Wozencraft attended the U.S. Military Academy at West Point, N.Y. Following graduation in 1946, he joined the Army Signal Corps Engineering Laboratory. He received his ScD at MIT in 1957. From 1957 to 1976, when he retired, he served on the MIT Electrical Engineering Department faculty.
In addition to teaching and research, Wozencraft authored numerous articles, consulted for the MIT Lincoln Laboratory and the Defense Communications Agency, and was appointed to the President’s Science Advisory Council. During the years 1966-69, Wozencraft became interested in the area of programming languages as documented in various editions of course notes entitled "Notes on Programming Linguistics" (with Arthur Evans Jr.) issued to undergraduate students in computer science at MIT during that period.
His 1967 book co-authored with Irwin Jacobs, SM ’57, PhD ’59, "Principles of Communication Engineering," was regarded as the definitive text in communications theory for more than 20 years and remains widely used today.
While on a leave of absence from MIT (1972–1974), he served as Dean of Research at the Naval Postgraduate School in Monterey, Calif. Following his retirement from MIT in 1976, he returned to the Naval Postgraduate School as professor of electrical engineering and the founding chairman of a new interdisciplinary command, control, and communications academic group. He was appointed distinguished professor in 1985, and he retired in 1987.
In 2006, Wozencraft was awarded the IEEE Alexander Graham Bell Medal.
Despite these many accomplishments, Wozencraft invariably claimed that the high point of his life was marrying Frances Trask in 1963 during an eclipse of the sun. “We entered the church in the dark,” he wrote, “and came out into sparkling sunlight which has stayed with us ever since.”
Wozencraft is survived by his wife Fran; their three children, John, Colin, and Katie; and two grandchildren.

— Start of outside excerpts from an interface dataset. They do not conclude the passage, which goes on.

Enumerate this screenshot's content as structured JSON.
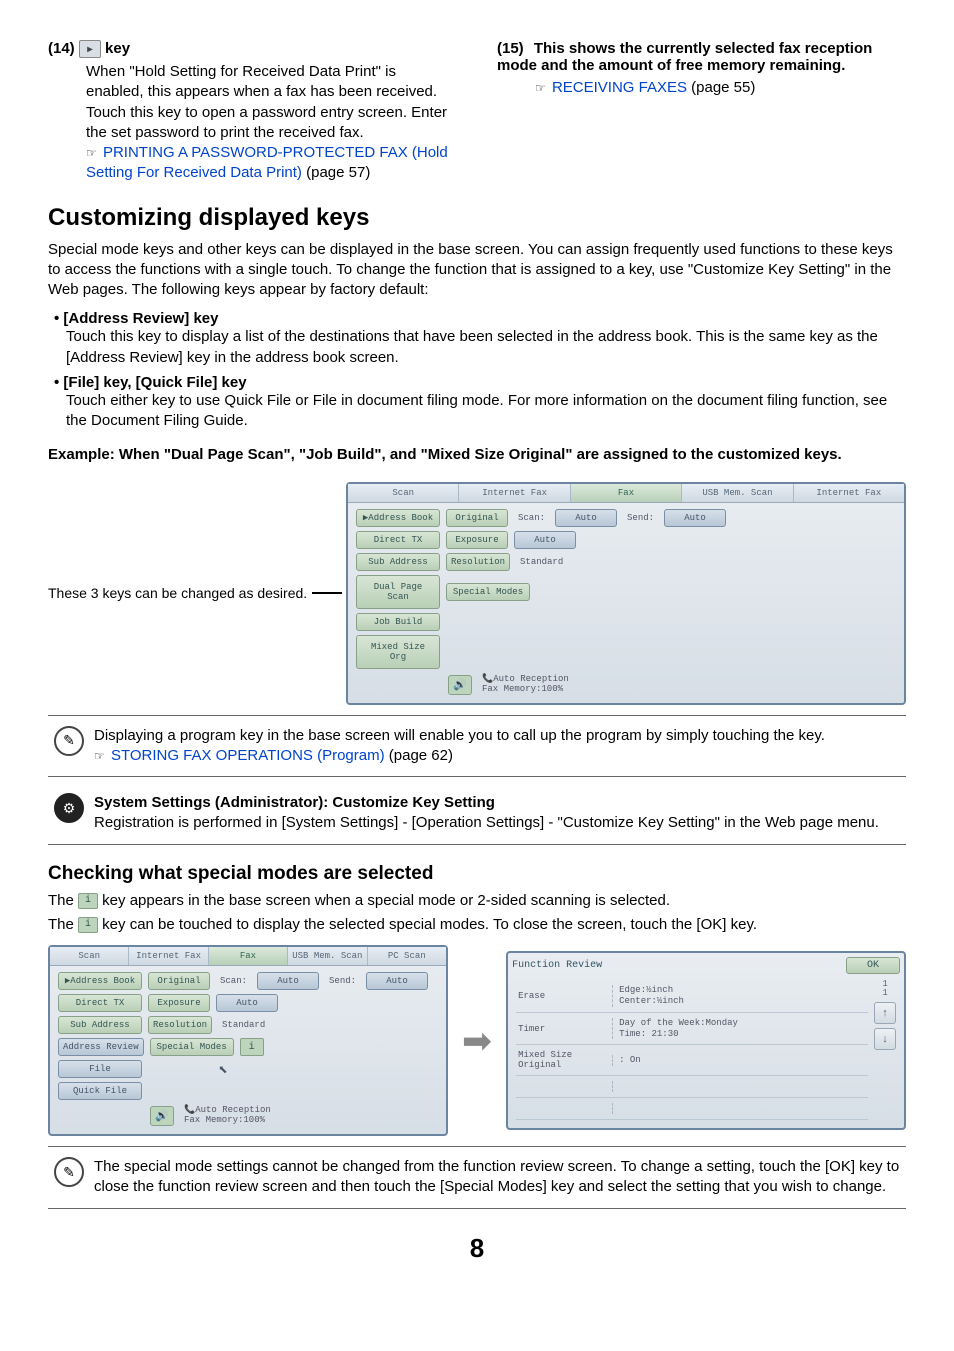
{
  "items": {
    "i14": {
      "num": "(14)",
      "suffix": " key",
      "body": "When \"Hold Setting for Received Data Print\" is enabled, this appears when a fax has been received. Touch this key to open a password entry screen. Enter the set password to print the received fax.",
      "link": "PRINTING A PASSWORD-PROTECTED FAX (Hold Setting For Received Data Print)",
      "linkSuffix": " (page 57)"
    },
    "i15": {
      "num": "(15)",
      "title": "This shows the currently selected fax reception mode and the amount of free memory remaining.",
      "link": "RECEIVING FAXES",
      "linkSuffix": " (page 55)"
    }
  },
  "h_custom": "Customizing displayed keys",
  "p_custom": "Special mode keys and other keys can be displayed in the base screen. You can assign frequently used functions to these keys to access the functions with a single touch. To change the function that is assigned to a key, use \"Customize Key Setting\" in the Web pages. The following keys appear by factory default:",
  "bullets": {
    "b1h": "• [Address Review] key",
    "b1b": "Touch this key to display a list of the destinations that have been selected in the address book. This is the same key as the [Address Review] key in the address book screen.",
    "b2h": "• [File] key, [Quick File] key",
    "b2b": "Touch either key to use Quick File or File in document filing mode. For more information on the document filing function, see the Document Filing Guide."
  },
  "example": "Example: When \"Dual Page Scan\", \"Job Build\", and \"Mixed Size Original\" are assigned to the customized keys.",
  "caption3": "These 3 keys can be changed as desired.",
  "mock1": {
    "tabs": [
      "Scan",
      "Internet Fax",
      "Fax",
      "USB Mem. Scan",
      "Internet Fax"
    ],
    "addressBook": "Address Book",
    "original": "Original",
    "scan": "Scan:",
    "auto": "Auto",
    "send": "Send:",
    "auto2": "Auto",
    "directTx": "Direct TX",
    "exposure": "Exposure",
    "autoE": "Auto",
    "subAddress": "Sub Address",
    "resolution": "Resolution",
    "standard": "Standard",
    "dualPage": "Dual Page\nScan",
    "specialModes": "Special Modes",
    "jobBuild": "Job Build",
    "mixedSize": "Mixed Size\nOrg",
    "footer1": "Auto Reception",
    "footer2": "Fax Memory:100%"
  },
  "note1a": "Displaying a program key in the base screen will enable you to call up the program by simply touching the key.",
  "note1link": "STORING FAX OPERATIONS (Program)",
  "note1suffix": " (page 62)",
  "note2h": "System Settings (Administrator): Customize Key Setting",
  "note2b": "Registration is performed in [System Settings] - [Operation Settings] - \"Customize Key Setting\" in the Web page menu.",
  "h_check": "Checking what special modes are selected",
  "p_check1a": "The ",
  "p_check1b": " key appears in the base screen when a special mode or 2-sided scanning is selected.",
  "p_check2a": "The ",
  "p_check2b": " key can be touched to display the selected special modes. To close the screen, touch the [OK] key.",
  "mock2": {
    "tabs": [
      "Scan",
      "Internet Fax",
      "Fax",
      "USB Mem. Scan",
      "PC Scan"
    ],
    "addressBook": "Address Book",
    "original": "Original",
    "scan": "Scan:",
    "auto": "Auto",
    "send": "Send:",
    "auto2": "Auto",
    "directTx": "Direct TX",
    "exposure": "Exposure",
    "autoE": "Auto",
    "subAddress": "Sub Address",
    "resolution": "Resolution",
    "standard": "Standard",
    "addressReview": "Address Review",
    "specialModes": "Special Modes",
    "file": "File",
    "quickFile": "Quick File",
    "footer1": "Auto Reception",
    "footer2": "Fax Memory:100%"
  },
  "review": {
    "title": "Function Review",
    "ok": "OK",
    "r1l": "Erase",
    "r1v": "Edge:½inch\nCenter:½inch",
    "r2l": "Timer",
    "r2v": "Day of the Week:Monday\nTime: 21:30",
    "r3l": "Mixed Size Original",
    "r3v": ": On",
    "pg": "1\n1"
  },
  "note3": "The special mode settings cannot be changed from the function review screen. To change a setting, touch the [OK] key to close the function review screen and then touch the [Special Modes] key and select the setting that you wish to change.",
  "pageNum": "8"
}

Contributions in memory of Wozencraft may be made either to the Sunriver Christian Fellowship (PMB 18160 Cottonwood Road, Sunriver, OR 97707) or the Redmond Presbyterian Church (10020 166th Ave. NE, Redmond, WA 98052.)